     So, we were out of the apartment around 9 this morning when we meet Riina's parents and middle sister at the Oulu City Market.  We walked along the waterfront to get to the market square. The Market building reminded me of the Indianapolis City Market, but on a smaller scale.  We ate breakfast from a little coffee shop in the market, then Tuula bought fish from a vendor inside the building and potatoes from a vendor outside the building.  Hese and Tuula left and Riina, Ella, Karl and I walked through the shopping district to return to the apartment.  I was suffering from my lack of sleep so I wanted to rest for a couple of hours before eating my way through the rest of the day.  Karl, Riina, and Ella walked around Oulu some more.

     Soon it was time to go to Riina's grandparents' house in Oulu for lunch.  (Not the grandparents whose apartment we are using).  Riina's grandparents were anxious to meet Karl and me.  They did not speak English because it was not taught in their schools.  Riina or her dad acted as a translator.  Tuula and her mother had spent the morning preparing a delicious lunch .  There was raw fish, pan fried chicken, boiled new potatoes, tossed salad and rye bread.  Then we had berry soup as a pre-dessert, I guess.  It was very good...strawberries, blueberries and red currants cooked with sugar.  It was still warm and we ate it with a vanilla cream and a little additional sugar. After our berry soup we had dessert--a baked blueberry pie-ish thing, and coffee.  After dessert we went out in the garden. Riina's grandma is very proud of her beautiful yard.   Ella took a photo of Karl and me with Riina and her parents.

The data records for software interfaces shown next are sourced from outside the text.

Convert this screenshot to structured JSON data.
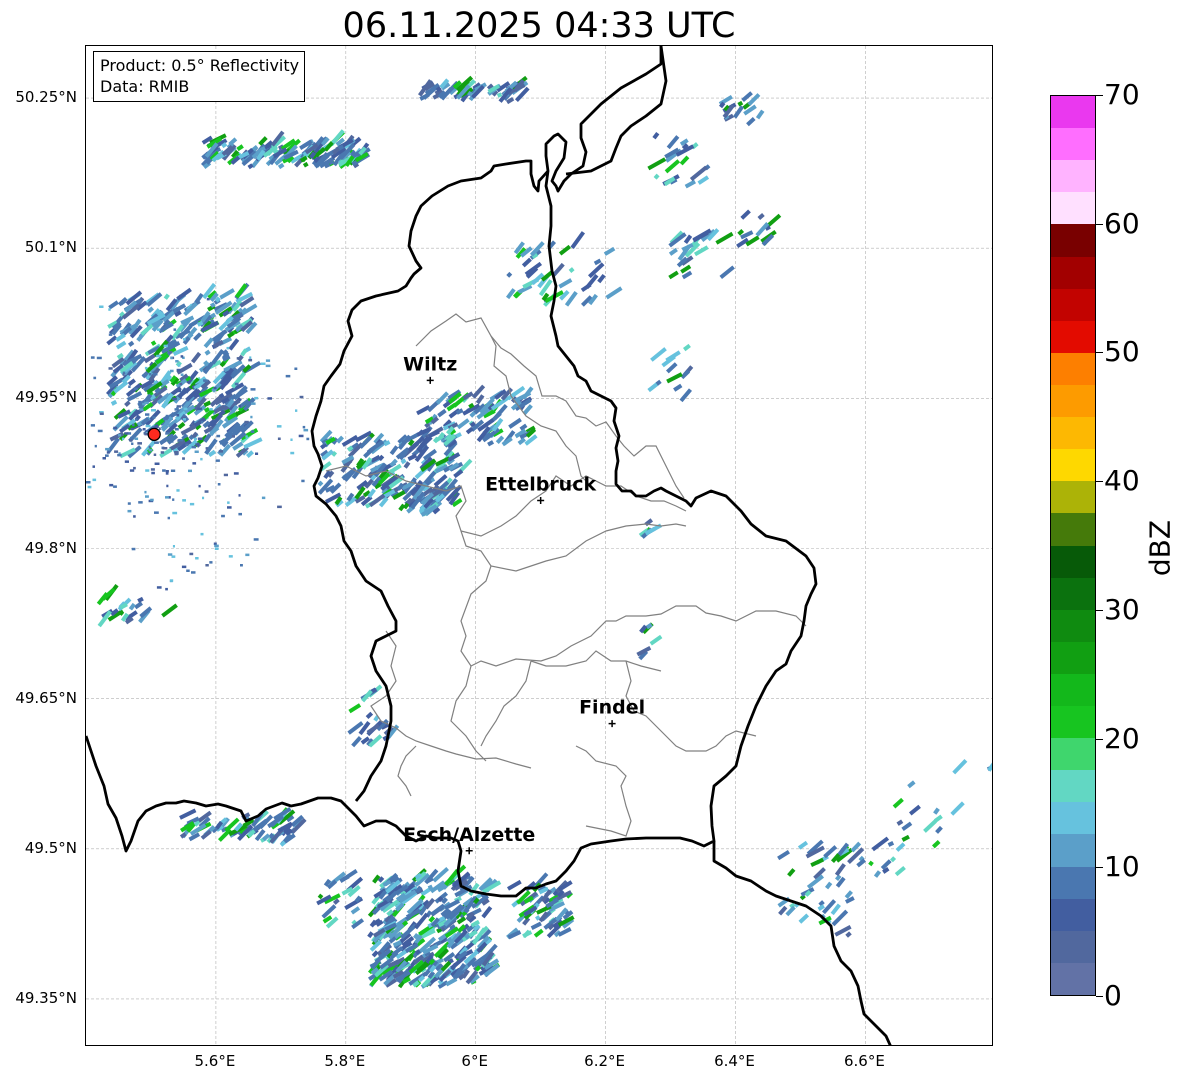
{
  "title": "06.11.2025 04:33 UTC",
  "info_box": {
    "line1": "Product: 0.5° Reflectivity",
    "line2": "Data: RMIB"
  },
  "map": {
    "lon_ticks": [
      {
        "value": 5.6,
        "label": "5.6°E"
      },
      {
        "value": 5.8,
        "label": "5.8°E"
      },
      {
        "value": 6.0,
        "label": "6°E"
      },
      {
        "value": 6.2,
        "label": "6.2°E"
      },
      {
        "value": 6.4,
        "label": "6.4°E"
      },
      {
        "value": 6.6,
        "label": "6.6°E"
      }
    ],
    "lat_ticks": [
      {
        "value": 50.25,
        "label": "50.25°N"
      },
      {
        "value": 50.1,
        "label": "50.1°N"
      },
      {
        "value": 49.95,
        "label": "49.95°N"
      },
      {
        "value": 49.8,
        "label": "49.8°N"
      },
      {
        "value": 49.65,
        "label": "49.65°N"
      },
      {
        "value": 49.5,
        "label": "49.5°N"
      },
      {
        "value": 49.35,
        "label": "49.35°N"
      }
    ],
    "cities": [
      {
        "name": "Wiltz",
        "lon": 5.93,
        "lat": 49.968
      },
      {
        "name": "Ettelbruck",
        "lon": 6.1,
        "lat": 49.848
      },
      {
        "name": "Findel",
        "lon": 6.21,
        "lat": 49.625
      },
      {
        "name": "Esch/Alzette",
        "lon": 5.99,
        "lat": 49.498
      }
    ],
    "radar_site": {
      "lon": 5.505,
      "lat": 49.914,
      "color": "#ff2a1f"
    },
    "grid": true
  },
  "colorbar": {
    "label": "dBZ",
    "min": 0,
    "max": 70,
    "ticks": [
      "0",
      "10",
      "20",
      "30",
      "40",
      "50",
      "60",
      "70"
    ],
    "colors": [
      "#6272a6",
      "#51689e",
      "#425ea0",
      "#4a77b0",
      "#5b9fc9",
      "#66c2de",
      "#62d7c3",
      "#3fd66d",
      "#17c520",
      "#13b81b",
      "#119f12",
      "#0f8b10",
      "#0b720e",
      "#075a08",
      "#457a0a",
      "#acb307",
      "#fed800",
      "#fdb802",
      "#fd9b00",
      "#fd7f00",
      "#e30b00",
      "#c20300",
      "#a20000",
      "#790000",
      "#ffe0ff",
      "#ffb3ff",
      "#ff6eff",
      "#ea38ef"
    ]
  }
}
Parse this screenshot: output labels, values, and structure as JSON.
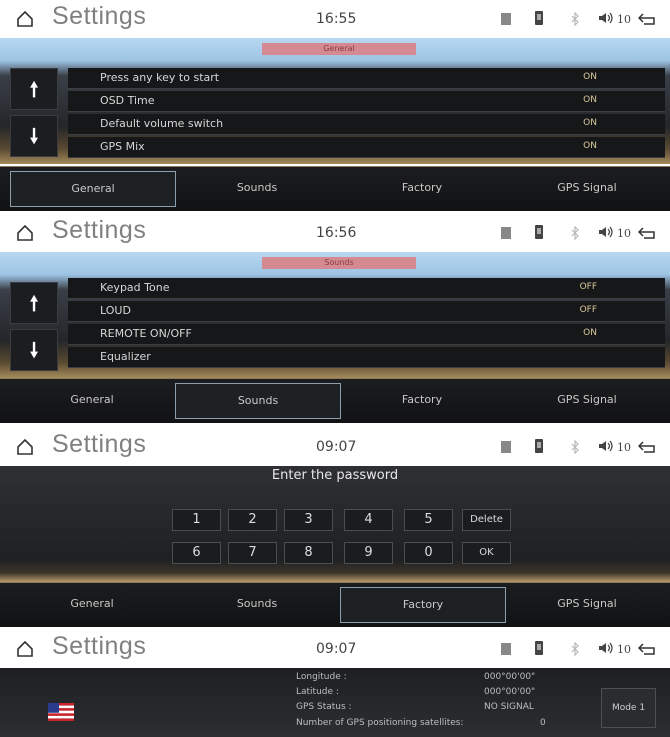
{
  "common": {
    "title": "Settings",
    "volume": "10",
    "colors": {
      "section_header": "#d48a90",
      "value_text": "#d9c89a",
      "active_tab_border": "#8c9fae"
    },
    "icons": [
      "home-icon",
      "document-icon",
      "phone-icon",
      "bluetooth-icon",
      "speaker-icon",
      "back-icon",
      "arrow-up-icon",
      "arrow-down-icon",
      "flag-icon"
    ]
  },
  "tabs": [
    "General",
    "Sounds",
    "Factory",
    "GPS Signal"
  ],
  "panel1": {
    "time": "16:55",
    "section": "General",
    "active_tab": "General",
    "rows": [
      {
        "label": "Press any key to start",
        "value": "ON"
      },
      {
        "label": "OSD Time",
        "value": "ON"
      },
      {
        "label": "Default volume switch",
        "value": "ON"
      },
      {
        "label": "GPS Mix",
        "value": "ON"
      }
    ]
  },
  "panel2": {
    "time": "16:56",
    "section": "Sounds",
    "active_tab": "Sounds",
    "rows": [
      {
        "label": "Keypad Tone",
        "value": "OFF"
      },
      {
        "label": "LOUD",
        "value": "OFF"
      },
      {
        "label": "REMOTE ON/OFF",
        "value": "ON"
      },
      {
        "label": "Equalizer",
        "value": ""
      }
    ]
  },
  "panel3": {
    "time": "09:07",
    "prompt": "Enter the password",
    "active_tab": "Factory",
    "keys_row1": [
      "1",
      "2",
      "3",
      "4",
      "5",
      "Delete"
    ],
    "keys_row2": [
      "6",
      "7",
      "8",
      "9",
      "0",
      "OK"
    ]
  },
  "panel4": {
    "time": "09:07",
    "fields": [
      {
        "label": "Longitude :",
        "value": "000°00'00\""
      },
      {
        "label": "Latitude :",
        "value": "000°00'00\""
      },
      {
        "label": "GPS Status :",
        "value": "NO SIGNAL"
      },
      {
        "label": "Number of GPS positioning satellites:",
        "value": "0"
      }
    ],
    "mode_button": "Mode 1"
  }
}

     We said our goodbyes, then Riina took us to an open-air museum near Oulu.  It's called Turkansaari.  It has old buildings from that area of Finland that have been moved there and restored.  Hese joined us there.  We spent about 1 1/2 hours there, then it was time to go to Tyrnävä for dinner.  (See, I told you we ate all day!)  We had grilled sausages and Finnish pancakes with jam and whipped cream.  Several friends of the family joined us for this cookout.  It was fun, but rather chilly.  We went back to Oulu and went to bed.  It takes about 40 minutes to drive from Tyrnävä to Oulu.

     Photos are here.